## Dataset rows for apps and sites
——————
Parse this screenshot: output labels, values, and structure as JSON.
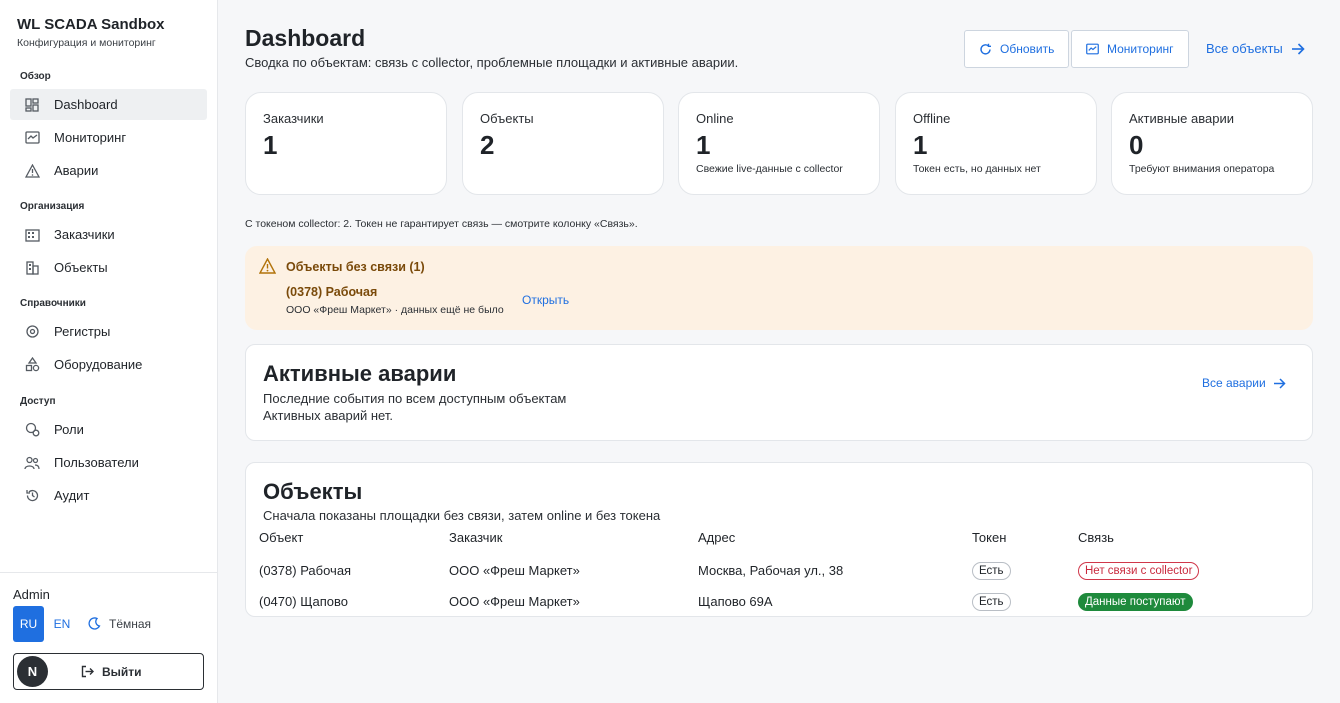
{
  "brand": {
    "title": "WL SCADA Sandbox",
    "subtitle": "Конфигурация и мониторинг"
  },
  "sidebar": {
    "sections": [
      {
        "label": "Обзор",
        "items": [
          {
            "label": "Dashboard",
            "icon": "dashboard-icon",
            "active": true
          },
          {
            "label": "Мониторинг",
            "icon": "monitoring-icon"
          },
          {
            "label": "Аварии",
            "icon": "warning-icon"
          }
        ]
      },
      {
        "label": "Организация",
        "items": [
          {
            "label": "Заказчики",
            "icon": "building-icon"
          },
          {
            "label": "Объекты",
            "icon": "buildings-icon"
          }
        ]
      },
      {
        "label": "Справочники",
        "items": [
          {
            "label": "Регистры",
            "icon": "registers-icon"
          },
          {
            "label": "Оборудование",
            "icon": "equipment-icon"
          }
        ]
      },
      {
        "label": "Доступ",
        "items": [
          {
            "label": "Роли",
            "icon": "roles-icon"
          },
          {
            "label": "Пользователи",
            "icon": "users-icon"
          },
          {
            "label": "Аудит",
            "icon": "history-icon"
          }
        ]
      }
    ],
    "user": "Admin",
    "lang_ru": "RU",
    "lang_en": "EN",
    "theme": "Тёмная",
    "avatar": "N",
    "logout": "Выйти"
  },
  "header": {
    "title": "Dashboard",
    "subtitle": "Сводка по объектам: связь с collector, проблемные площадки и активные аварии.",
    "refresh": "Обновить",
    "monitoring": "Мониторинг",
    "all_objects": "Все объекты"
  },
  "stats": [
    {
      "title": "Заказчики",
      "value": "1",
      "sub": ""
    },
    {
      "title": "Объекты",
      "value": "2",
      "sub": ""
    },
    {
      "title": "Online",
      "value": "1",
      "sub": "Свежие live-данные с collector"
    },
    {
      "title": "Offline",
      "value": "1",
      "sub": "Токен есть, но данных нет"
    },
    {
      "title": "Активные аварии",
      "value": "0",
      "sub": "Требуют внимания оператора"
    }
  ],
  "token_note": "С токеном collector: 2. Токен не гарантирует связь — смотрите колонку «Связь».",
  "warning": {
    "title": "Объекты без связи (1)",
    "object": "(0378) Рабочая",
    "meta": "ООО «Фреш Маркет» · данных ещё не было",
    "open": "Открыть",
    "color": "#fdf1e3"
  },
  "alarms": {
    "title": "Активные аварии",
    "subtitle": "Последние события по всем доступным объектам",
    "empty": "Активных аварий нет.",
    "link": "Все аварии"
  },
  "objects": {
    "title": "Объекты",
    "subtitle": "Сначала показаны площадки без связи, затем online и без токена",
    "columns": [
      "Объект",
      "Заказчик",
      "Адрес",
      "Токен",
      "Связь"
    ],
    "rows": [
      {
        "object": "(0378) Рабочая",
        "customer": "ООО «Фреш Маркет»",
        "address": "Москва, Рабочая ул., 38",
        "token": "Есть",
        "link": "Нет связи с collector",
        "status": "offline"
      },
      {
        "object": "(0470) Щапово",
        "customer": "ООО «Фреш Маркет»",
        "address": "Щапово 69А",
        "token": "Есть",
        "link": "Данные поступают",
        "status": "online"
      }
    ]
  },
  "colors": {
    "accent": "#1f6fe0",
    "online": "#1e8a3c",
    "offline": "#c92a3e"
  }
}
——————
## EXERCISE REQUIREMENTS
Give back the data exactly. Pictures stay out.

## ANSWER TO THIS TASK
Parse this screenshot: output labels, values, and structure as JSON.
{
  "brand": {
    "title": "WL SCADA Sandbox",
    "subtitle": "Конфигурация и мониторинг"
  },
  "sidebar": {
    "sections": [
      {
        "label": "Обзор",
        "items": [
          {
            "label": "Dashboard",
            "icon": "dashboard-icon",
            "active": true
          },
          {
            "label": "Мониторинг",
            "icon": "monitoring-icon"
          },
          {
            "label": "Аварии",
            "icon": "warning-icon"
          }
        ]
      },
      {
        "label": "Организация",
        "items": [
          {
            "label": "Заказчики",
            "icon": "building-icon"
          },
          {
            "label": "Объекты",
            "icon": "buildings-icon"
          }
        ]
      },
      {
        "label": "Справочники",
        "items": [
          {
            "label": "Регистры",
            "icon": "registers-icon"
          },
          {
            "label": "Оборудование",
            "icon": "equipment-icon"
          }
        ]
      },
      {
        "label": "Доступ",
        "items": [
          {
            "label": "Роли",
            "icon": "roles-icon"
          },
          {
            "label": "Пользователи",
            "icon": "users-icon"
          },
          {
            "label": "Аудит",
            "icon": "history-icon"
          }
        ]
      }
    ],
    "user": "Admin",
    "lang_ru": "RU",
    "lang_en": "EN",
    "theme": "Тёмная",
    "avatar": "N",
    "logout": "Выйти"
  },
  "header": {
    "title": "Dashboard",
    "subtitle": "Сводка по объектам: связь с collector, проблемные площадки и активные аварии.",
    "refresh": "Обновить",
    "monitoring": "Мониторинг",
    "all_objects": "Все объекты"
  },
  "stats": [
    {
      "title": "Заказчики",
      "value": "1",
      "sub": ""
    },
    {
      "title": "Объекты",
      "value": "2",
      "sub": ""
    },
    {
      "title": "Online",
      "value": "1",
      "sub": "Свежие live-данные с collector"
    },
    {
      "title": "Offline",
      "value": "1",
      "sub": "Токен есть, но данных нет"
    },
    {
      "title": "Активные аварии",
      "value": "0",
      "sub": "Требуют внимания оператора"
    }
  ],
  "token_note": "С токеном collector: 2. Токен не гарантирует связь — смотрите колонку «Связь».",
  "warning": {
    "title": "Объекты без связи (1)",
    "object": "(0378) Рабочая",
    "meta": "ООО «Фреш Маркет» · данных ещё не было",
    "open": "Открыть",
    "color": "#fdf1e3"
  },
  "alarms": {
    "title": "Активные аварии",
    "subtitle": "Последние события по всем доступным объектам",
    "empty": "Активных аварий нет.",
    "link": "Все аварии"
  },
  "objects": {
    "title": "Объекты",
    "subtitle": "Сначала показаны площадки без связи, затем online и без токена",
    "columns": [
      "Объект",
      "Заказчик",
      "Адрес",
      "Токен",
      "Связь"
    ],
    "rows": [
      {
        "object": "(0378) Рабочая",
        "customer": "ООО «Фреш Маркет»",
        "address": "Москва, Рабочая ул., 38",
        "token": "Есть",
        "link": "Нет связи с collector",
        "status": "offline"
      },
      {
        "object": "(0470) Щапово",
        "customer": "ООО «Фреш Маркет»",
        "address": "Щапово 69А",
        "token": "Есть",
        "link": "Данные поступают",
        "status": "online"
      }
    ]
  },
  "colors": {
    "accent": "#1f6fe0",
    "online": "#1e8a3c",
    "offline": "#c92a3e"
  }
}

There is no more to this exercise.